• [Your task]:
Exactly as written, set down each line of the data below except its pictures.

────────────────────────────────────────

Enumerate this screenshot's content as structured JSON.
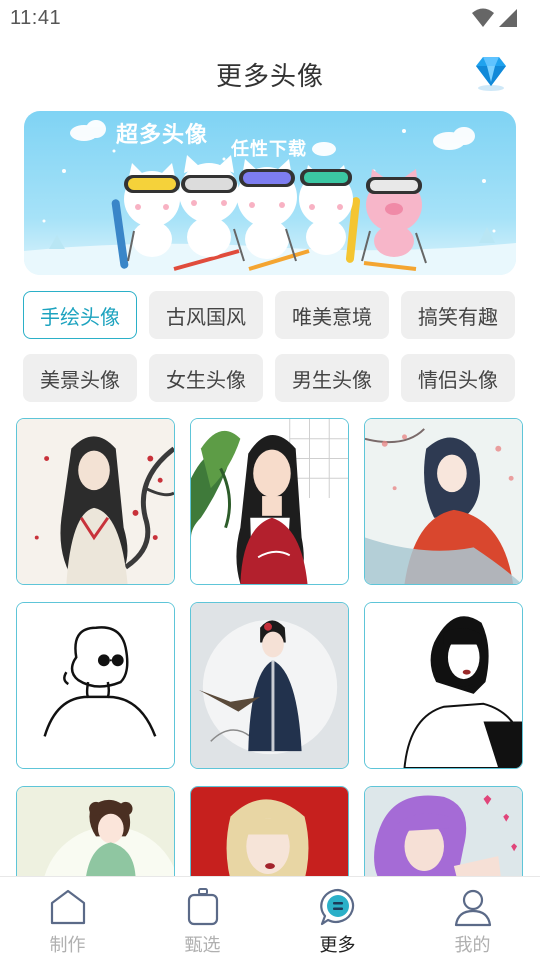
{
  "status_bar": {
    "time": "11:41"
  },
  "header": {
    "title": "更多头像"
  },
  "banner": {
    "title": "超多头像",
    "subtitle": "任性下载"
  },
  "categories": [
    {
      "label": "手绘头像",
      "active": true
    },
    {
      "label": "古风国风",
      "active": false
    },
    {
      "label": "唯美意境",
      "active": false
    },
    {
      "label": "搞笑有趣",
      "active": false
    },
    {
      "label": "美景头像",
      "active": false
    },
    {
      "label": "女生头像",
      "active": false
    },
    {
      "label": "男生头像",
      "active": false
    },
    {
      "label": "情侣头像",
      "active": false
    }
  ],
  "bottom_nav": [
    {
      "label": "制作",
      "icon": "pentagon-icon",
      "active": false
    },
    {
      "label": "甄选",
      "icon": "bag-icon",
      "active": false
    },
    {
      "label": "更多",
      "icon": "chat-bubble-icon",
      "active": true
    },
    {
      "label": "我的",
      "icon": "person-icon",
      "active": false
    }
  ],
  "colors": {
    "accent": "#2bb0c8",
    "chip_bg": "#efefef",
    "card_border": "#5ec5d8",
    "nav_inactive": "#b0b0b0"
  }
}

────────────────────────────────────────

• [Your response]:
Enumerate this screenshot's content as structured JSON.
{
  "status_bar": {
    "time": "11:41"
  },
  "header": {
    "title": "更多头像"
  },
  "banner": {
    "title": "超多头像",
    "subtitle": "任性下载"
  },
  "categories": [
    {
      "label": "手绘头像",
      "active": true
    },
    {
      "label": "古风国风",
      "active": false
    },
    {
      "label": "唯美意境",
      "active": false
    },
    {
      "label": "搞笑有趣",
      "active": false
    },
    {
      "label": "美景头像",
      "active": false
    },
    {
      "label": "女生头像",
      "active": false
    },
    {
      "label": "男生头像",
      "active": false
    },
    {
      "label": "情侣头像",
      "active": false
    }
  ],
  "bottom_nav": [
    {
      "label": "制作",
      "icon": "pentagon-icon",
      "active": false
    },
    {
      "label": "甄选",
      "icon": "bag-icon",
      "active": false
    },
    {
      "label": "更多",
      "icon": "chat-bubble-icon",
      "active": true
    },
    {
      "label": "我的",
      "icon": "person-icon",
      "active": false
    }
  ],
  "colors": {
    "accent": "#2bb0c8",
    "chip_bg": "#efefef",
    "card_border": "#5ec5d8",
    "nav_inactive": "#b0b0b0"
  }
}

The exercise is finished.